# Work to complete
From first line to last, print the records exactly, but leave out the pictures.

(Task input)

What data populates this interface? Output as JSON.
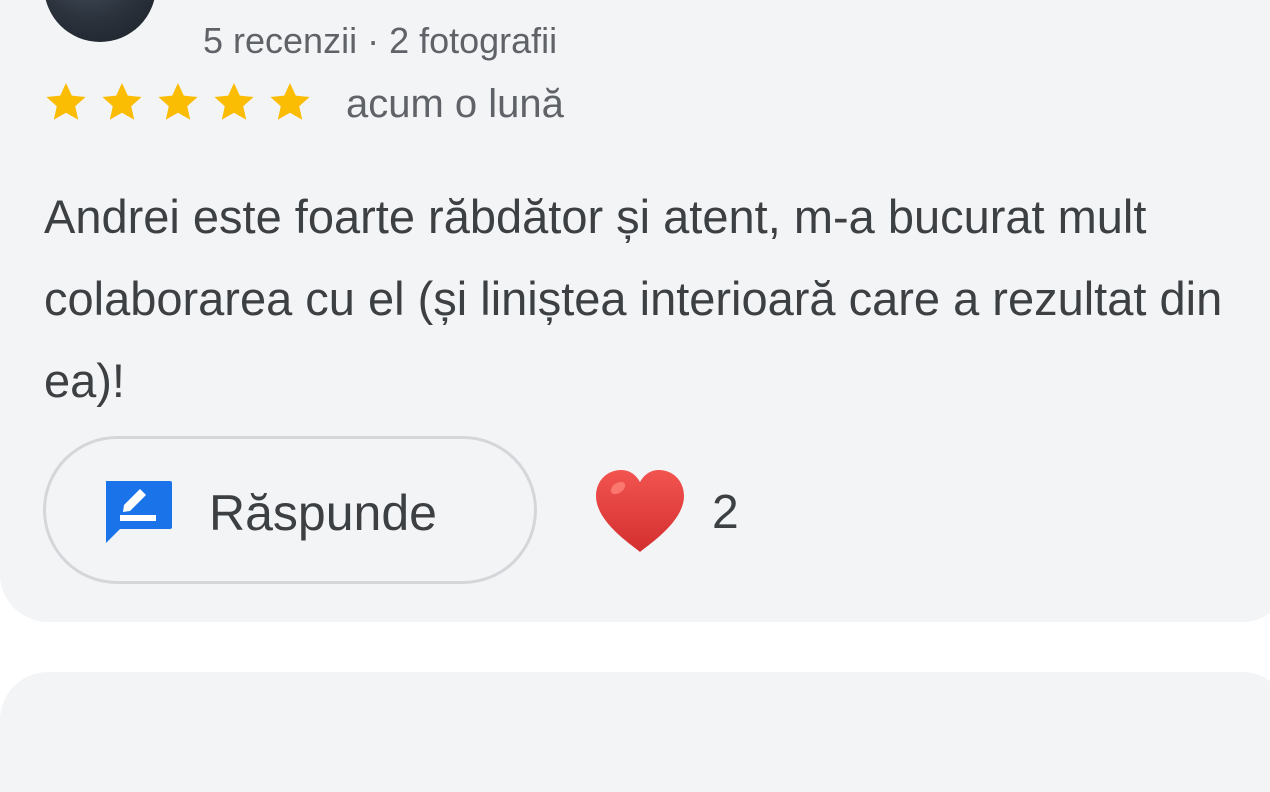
{
  "review": {
    "author_meta": "5 recenzii · 2 fotografii",
    "rating": 5,
    "rating_max": 5,
    "date": "acum o lună",
    "text": "Andrei este foarte răbdător și atent, m-a bucurat mult colaborarea cu el (și liniștea interioară care a rezultat din ea)!",
    "reply_label": "Răspunde",
    "like_count": "2"
  },
  "icons": {
    "star": "star-icon",
    "reply": "reply-icon",
    "like": "heart-icon"
  },
  "colors": {
    "card_background": "#f3f4f6",
    "star": "#fbbc04",
    "reply_icon": "#1a73e8",
    "heart": "#e53935",
    "text": "#3c4043",
    "secondary_text": "#5f6368"
  }
}
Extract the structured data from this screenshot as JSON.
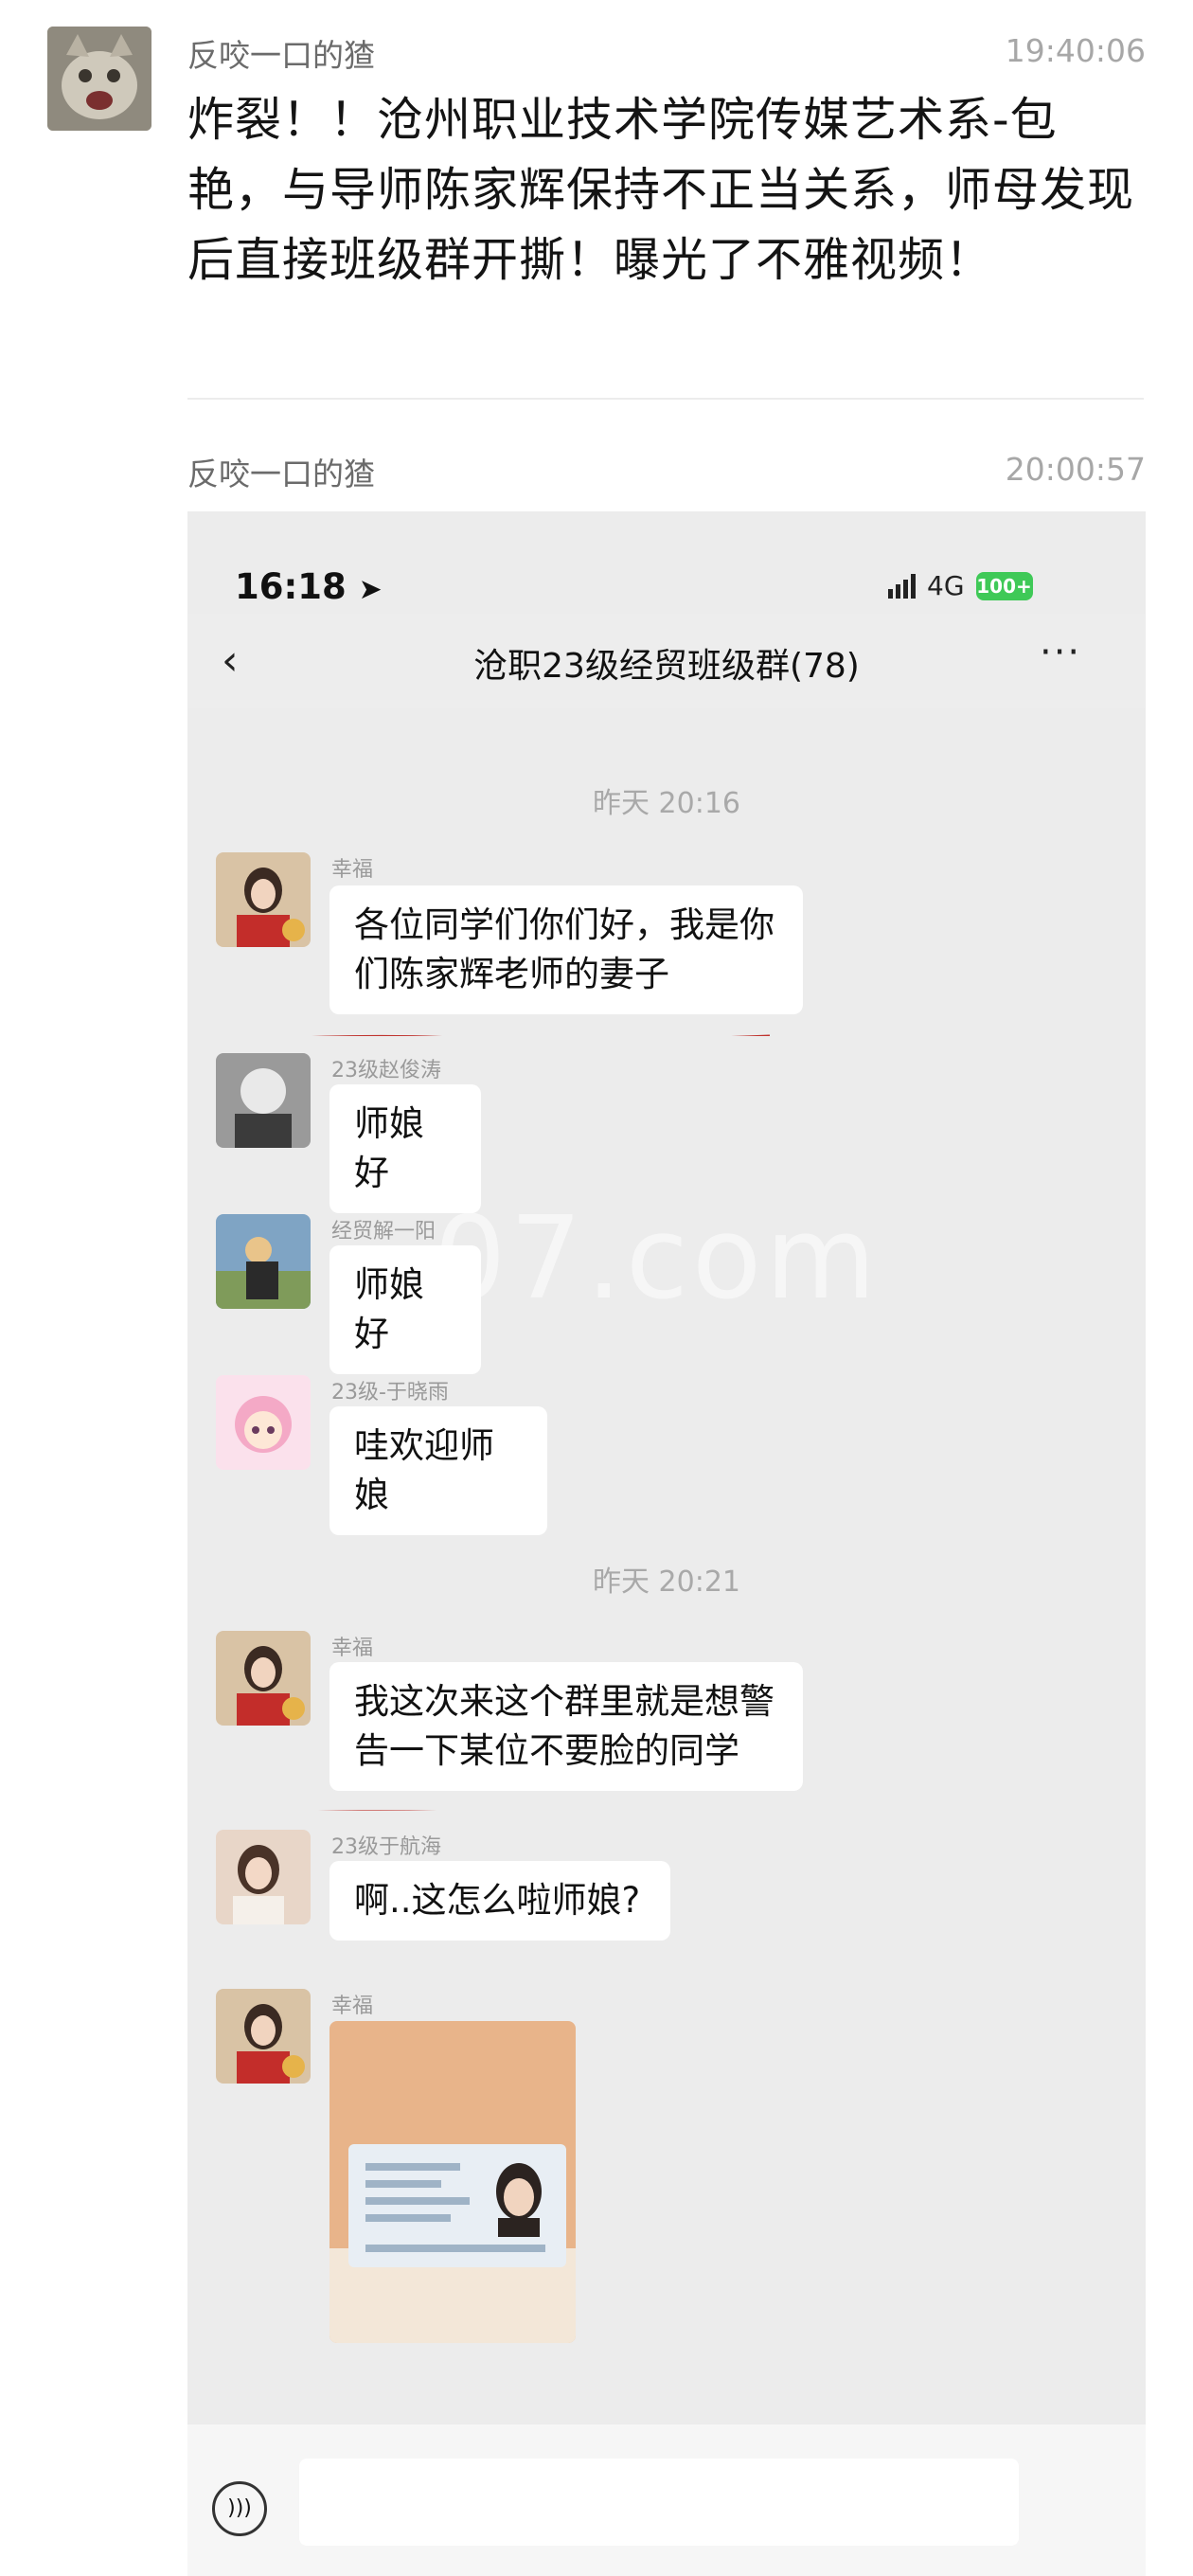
{
  "feed": {
    "post1": {
      "poster": "反咬一口的猹",
      "time": "19:40:06",
      "text": "炸裂！！沧州职业技术学院传媒艺术系-包艳，与导师陈家辉保持不正当关系，师母发现后直接班级群开撕！曝光了不雅视频！"
    },
    "post2": {
      "poster": "反咬一口的猹",
      "time": "20:00:57"
    }
  },
  "phone": {
    "status_time": "16:18",
    "network": "4G",
    "battery": "100+",
    "chat_title": "沧职23级经贸班级群(78)",
    "watermark": "07.com",
    "timestamps": [
      "昨天 20:16",
      "昨天 20:21"
    ],
    "messages": [
      {
        "sender": "幸福",
        "text": "各位同学们你们好，我是你们陈家辉老师的妻子"
      },
      {
        "sender": "23级赵俊涛",
        "text": "师娘好"
      },
      {
        "sender": "经贸解一阳",
        "text": "师娘好"
      },
      {
        "sender": "23级-于晓雨",
        "text": "哇欢迎师娘"
      },
      {
        "sender": "幸福",
        "text": "我这次来这个群里就是想警告一下某位不要脸的同学"
      },
      {
        "sender": "23级于航海",
        "text": "啊..这怎么啦师娘?"
      },
      {
        "sender": "幸福",
        "text": ""
      }
    ]
  },
  "colors": {
    "chat_bg": "#ececec",
    "bubble": "#ffffff",
    "underline": "#c0342f",
    "battery": "#3fc957"
  }
}
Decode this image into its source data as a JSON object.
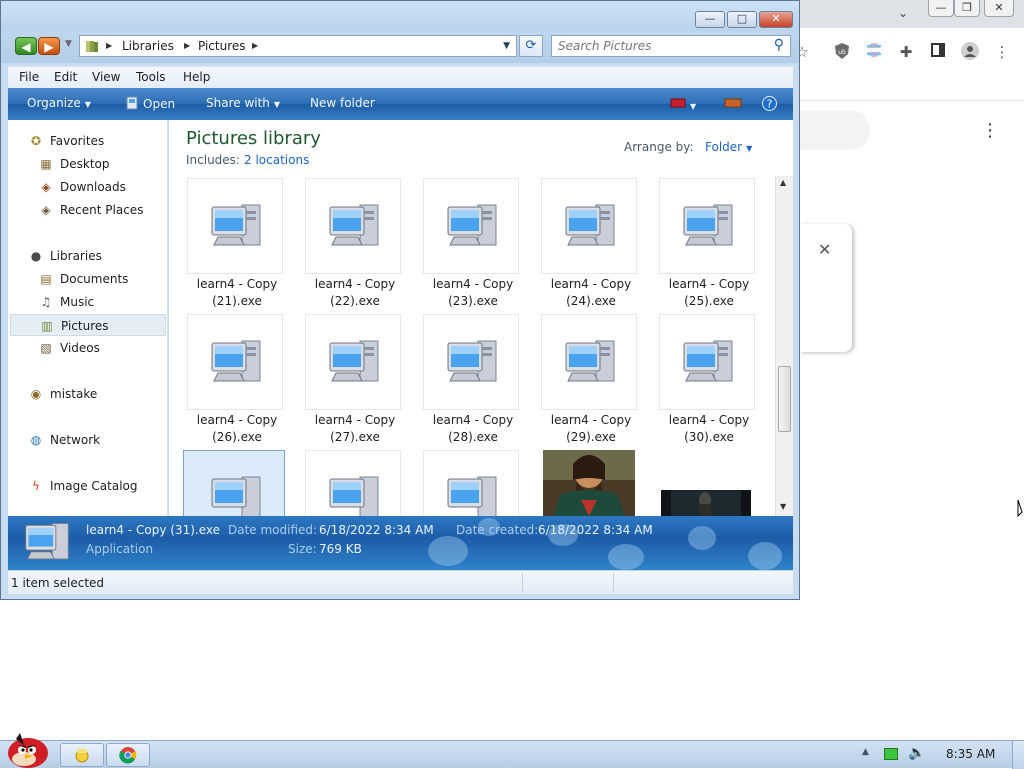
{
  "explorer": {
    "title_controls": {
      "minimize": "—",
      "maximize": "□",
      "close": "✕"
    },
    "nav": {
      "back": "◀",
      "forward": "▶",
      "breadcrumbs": [
        "Libraries",
        "Pictures"
      ],
      "search_placeholder": "Search Pictures"
    },
    "menu": [
      "File",
      "Edit",
      "View",
      "Tools",
      "Help"
    ],
    "commands": {
      "organize": "Organize",
      "open": "Open",
      "share_with": "Share with",
      "new_folder": "New folder"
    },
    "sidebar": {
      "favorites": "Favorites",
      "desktop": "Desktop",
      "downloads": "Downloads",
      "recent_places": "Recent Places",
      "libraries": "Libraries",
      "documents": "Documents",
      "music": "Music",
      "pictures": "Pictures",
      "videos": "Videos",
      "mistake": "mistake",
      "network": "Network",
      "image_catalog": "Image Catalog"
    },
    "library": {
      "title": "Pictures library",
      "includes_label": "Includes:",
      "includes_link": "2 locations",
      "arrange_label": "Arrange by:",
      "arrange_value": "Folder"
    },
    "files": [
      {
        "line1": "learn4 - Copy",
        "line2": "(21).exe"
      },
      {
        "line1": "learn4 - Copy",
        "line2": "(22).exe"
      },
      {
        "line1": "learn4 - Copy",
        "line2": "(23).exe"
      },
      {
        "line1": "learn4 - Copy",
        "line2": "(24).exe"
      },
      {
        "line1": "learn4 - Copy",
        "line2": "(25).exe"
      },
      {
        "line1": "learn4 - Copy",
        "line2": "(26).exe"
      },
      {
        "line1": "learn4 - Copy",
        "line2": "(27).exe"
      },
      {
        "line1": "learn4 - Copy",
        "line2": "(28).exe"
      },
      {
        "line1": "learn4 - Copy",
        "line2": "(29).exe"
      },
      {
        "line1": "learn4 - Copy",
        "line2": "(30).exe"
      }
    ],
    "details": {
      "name": "learn4 - Copy (31).exe",
      "type": "Application",
      "modified_label": "Date modified:",
      "modified_value": "6/18/2022 8:34 AM",
      "size_label": "Size:",
      "size_value": "769 KB",
      "created_label": "Date created:",
      "created_value": "6/18/2022 8:34 AM"
    },
    "status": "1 item selected"
  },
  "taskbar": {
    "clock": "8:35 AM"
  },
  "colors": {
    "command_bar": "#1d5da8",
    "library_title": "#1e5a2e",
    "link": "#1e64c8",
    "selection": "#dcebfc"
  }
}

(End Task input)

# Output
What data populates this interface? Output as JSON.
{
  "review": {
    "author_meta": "5 recenzii · 2 fotografii",
    "rating": 5,
    "rating_max": 5,
    "date": "acum o lună",
    "text": "Andrei este foarte răbdător și atent, m-a bucurat mult colaborarea cu el (și liniștea interioară care a rezultat din ea)!",
    "reply_label": "Răspunde",
    "like_count": "2"
  },
  "icons": {
    "star": "star-icon",
    "reply": "reply-icon",
    "like": "heart-icon"
  },
  "colors": {
    "card_background": "#f3f4f6",
    "star": "#fbbc04",
    "reply_icon": "#1a73e8",
    "heart": "#e53935",
    "text": "#3c4043",
    "secondary_text": "#5f6368"
  }
}
Extract the structured data from this screenshot as JSON.
{
  "feed": {
    "post1": {
      "poster": "反咬一口的猹",
      "time": "19:40:06",
      "text": "炸裂！！沧州职业技术学院传媒艺术系-包艳，与导师陈家辉保持不正当关系，师母发现后直接班级群开撕！曝光了不雅视频！"
    },
    "post2": {
      "poster": "反咬一口的猹",
      "time": "20:00:57"
    }
  },
  "phone": {
    "status_time": "16:18",
    "network": "4G",
    "battery": "100+",
    "chat_title": "沧职23级经贸班级群(78)",
    "watermark": "07.com",
    "timestamps": [
      "昨天 20:16",
      "昨天 20:21"
    ],
    "messages": [
      {
        "sender": "幸福",
        "text": "各位同学们你们好，我是你们陈家辉老师的妻子"
      },
      {
        "sender": "23级赵俊涛",
        "text": "师娘好"
      },
      {
        "sender": "经贸解一阳",
        "text": "师娘好"
      },
      {
        "sender": "23级-于晓雨",
        "text": "哇欢迎师娘"
      },
      {
        "sender": "幸福",
        "text": "我这次来这个群里就是想警告一下某位不要脸的同学"
      },
      {
        "sender": "23级于航海",
        "text": "啊..这怎么啦师娘?"
      },
      {
        "sender": "幸福",
        "text": ""
      }
    ]
  },
  "colors": {
    "chat_bg": "#ececec",
    "bubble": "#ffffff",
    "underline": "#c0342f",
    "battery": "#3fc957"
  }
}
Decode this image into its source data as a JSON object.
{
  "explorer": {
    "title_controls": {
      "minimize": "—",
      "maximize": "□",
      "close": "✕"
    },
    "nav": {
      "back": "◀",
      "forward": "▶",
      "breadcrumbs": [
        "Libraries",
        "Pictures"
      ],
      "search_placeholder": "Search Pictures"
    },
    "menu": [
      "File",
      "Edit",
      "View",
      "Tools",
      "Help"
    ],
    "commands": {
      "organize": "Organize",
      "open": "Open",
      "share_with": "Share with",
      "new_folder": "New folder"
    },
    "sidebar": {
      "favorites": "Favorites",
      "desktop": "Desktop",
      "downloads": "Downloads",
      "recent_places": "Recent Places",
      "libraries": "Libraries",
      "documents": "Documents",
      "music": "Music",
      "pictures": "Pictures",
      "videos": "Videos",
      "mistake": "mistake",
      "network": "Network",
      "image_catalog": "Image Catalog"
    },
    "library": {
      "title": "Pictures library",
      "includes_label": "Includes:",
      "includes_link": "2 locations",
      "arrange_label": "Arrange by:",
      "arrange_value": "Folder"
    },
    "files": [
      {
        "line1": "learn4 - Copy",
        "line2": "(21).exe"
      },
      {
        "line1": "learn4 - Copy",
        "line2": "(22).exe"
      },
      {
        "line1": "learn4 - Copy",
        "line2": "(23).exe"
      },
      {
        "line1": "learn4 - Copy",
        "line2": "(24).exe"
      },
      {
        "line1": "learn4 - Copy",
        "line2": "(25).exe"
      },
      {
        "line1": "learn4 - Copy",
        "line2": "(26).exe"
      },
      {
        "line1": "learn4 - Copy",
        "line2": "(27).exe"
      },
      {
        "line1": "learn4 - Copy",
        "line2": "(28).exe"
      },
      {
        "line1": "learn4 - Copy",
        "line2": "(29).exe"
      },
      {
        "line1": "learn4 - Copy",
        "line2": "(30).exe"
      }
    ],
    "details": {
      "name": "learn4 - Copy (31).exe",
      "type": "Application",
      "modified_label": "Date modified:",
      "modified_value": "6/18/2022 8:34 AM",
      "size_label": "Size:",
      "size_value": "769 KB",
      "created_label": "Date created:",
      "created_value": "6/18/2022 8:34 AM"
    },
    "status": "1 item selected"
  },
  "taskbar": {
    "clock": "8:35 AM"
  },
  "colors": {
    "command_bar": "#1d5da8",
    "library_title": "#1e5a2e",
    "link": "#1e64c8",
    "selection": "#dcebfc"
  }
}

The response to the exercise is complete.